**THE TASK:** Copy out each line of the material in which the word "Prácticas" can be found.

** Opening AVAILABLE RECORDS block **

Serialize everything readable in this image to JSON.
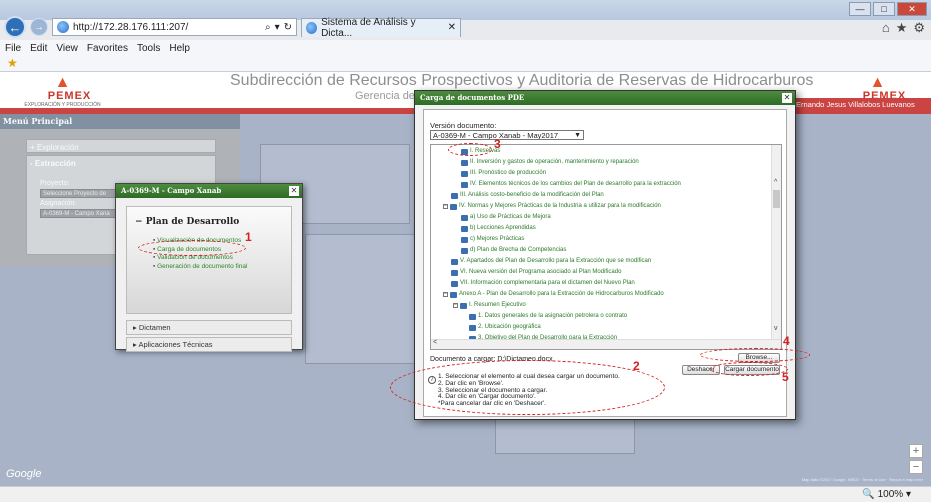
{
  "browser": {
    "address": "http://172.28.176.111:207/",
    "tab_title": "Sistema de Análisis y Dicta...",
    "menu": [
      "File",
      "Edit",
      "View",
      "Favorites",
      "Tools",
      "Help"
    ],
    "zoom": "100%"
  },
  "header": {
    "logo_name": "PEMEX",
    "logo_sub": "EXPLORACIÓN Y PRODUCCIÓN",
    "title": "Subdirección de Recursos Prospectivos y Auditoria de Reservas de Hidrocarburos",
    "subtitle": "Gerencia de",
    "user": "Ernando Jesus Villalobos Luevanos"
  },
  "left_menu": {
    "title": "Menú Principal",
    "exploracion": "+ Exploración",
    "extraccion": "- Extracción",
    "proyecto_label": "Proyecto:",
    "proyecto_value": "Seleccione Proyecto de",
    "asignacion_label": "Asignación:",
    "asignacion_value": "A-0369-M - Campo Xana"
  },
  "popup": {
    "title": "A-0369-M - Campo Xanab",
    "plan_title": "Plan de Desarrollo",
    "items": [
      "Visualización de documentos",
      "Carga de documentos",
      "Validación de documentos",
      "Generación de documento final"
    ],
    "dictamen": "Dictamen",
    "aplicaciones": "Aplicaciones Técnicas"
  },
  "dialog": {
    "title": "Carga de documentos PDE",
    "version_label": "Versión documento:",
    "version_value": "A-0369-M - Campo Xanab - May2017",
    "tree": [
      "I. Reservas",
      "II. Inversión y gastos de operación, mantenimiento y reparación",
      "III. Pronóstico de producción",
      "IV. Elementos técnicos de los cambios del Plan de desarrollo para la extracción",
      "III. Análisis costo-beneficio de la modificación del Plan",
      "IV. Normas y Mejores Prácticas de la Industria a utilizar para la modificación",
      "a) Uso de Prácticas de Mejora",
      "b) Lecciones Aprendidas",
      "c) Mejores Prácticas",
      "d) Plan de Brecha de Competencias",
      "V. Apartados del Plan de Desarrollo para la Extracción que se modifican",
      "VI. Nueva versión del Programa asociado al Plan Modificado",
      "VII. Información complementaria para el dictamen del Nuevo Plan",
      "Anexo A - Plan de Desarrollo para la Extracción de Hidrocarburos Modificado",
      "I. Resumen Ejecutivo",
      "1. Datos generales de la asignación petrolera o contrato",
      "2. Ubicación geográfica",
      "3. Objetivo del Plan de Desarrollo para la Extracción"
    ],
    "doc_label": "Documento a cargar:",
    "doc_value": "D:\\Dictamen.docx",
    "browse": "Browse...",
    "undo": "Deshacer",
    "upload": "Cargar documento",
    "instructions": [
      "1. Seleccionar el elemento al cual desea cargar un documento.",
      "2. Dar clic en 'Browse'.",
      "3. Seleccionar el documento a cargar.",
      "4. Dar clic en 'Cargar documento'.",
      "*Para cancelar dar clic en 'Deshacer'."
    ]
  },
  "annotations": [
    "1",
    "2",
    "3",
    "4",
    "5"
  ],
  "map": {
    "google": "Google",
    "attribution": "Map data ©2017 Google, INEGI · Terms of Use · Report a map error"
  },
  "colors": {
    "brand_red": "#c94442",
    "window_green": "#2e6b25",
    "link_green": "#2a8a2a",
    "annotation_red": "#d42020"
  }
}
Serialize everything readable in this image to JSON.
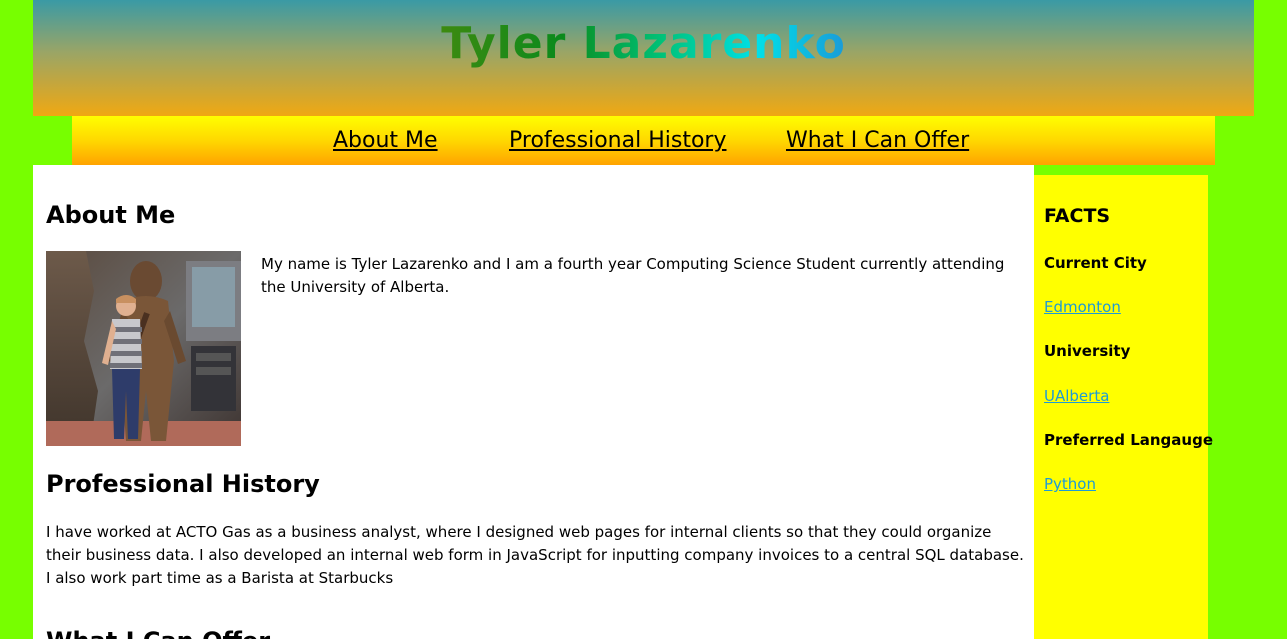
{
  "header": {
    "title": "Tyler Lazarenko"
  },
  "nav": {
    "items": [
      {
        "label": "About Me"
      },
      {
        "label": "Professional History"
      },
      {
        "label": "What I Can Offer"
      }
    ]
  },
  "main": {
    "about": {
      "heading": "About Me",
      "text": "My name is Tyler Lazarenko and I am a fourth year Computing Science Student currently attending the University of Alberta."
    },
    "professional": {
      "heading": "Professional History",
      "text": "I have worked at ACTO Gas as a business analyst, where I designed web pages for internal clients so that they could organize their business data. I also developed an internal web form in JavaScript for inputting company invoices to a central SQL database. I also work part time as a Barista at Starbucks"
    },
    "offer": {
      "heading": "What I Can Offer"
    }
  },
  "sidebar": {
    "title": "FACTS",
    "facts": [
      {
        "label": "Current City",
        "value": "Edmonton"
      },
      {
        "label": "University",
        "value": "UAlberta"
      },
      {
        "label": "Preferred Langauge",
        "value": "Python"
      }
    ]
  },
  "colors": {
    "page_background": "#77ff00",
    "sidebar_background": "#ffff00",
    "link_color": "#1e9bd6"
  }
}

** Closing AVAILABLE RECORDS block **

**WRITTEN SOLUTION:**
      "IV. Normas y Mejores Prácticas de la Industria a utilizar para la modificación",
      "a) Uso de Prácticas de Mejora",
      "c) Mejores Prácticas",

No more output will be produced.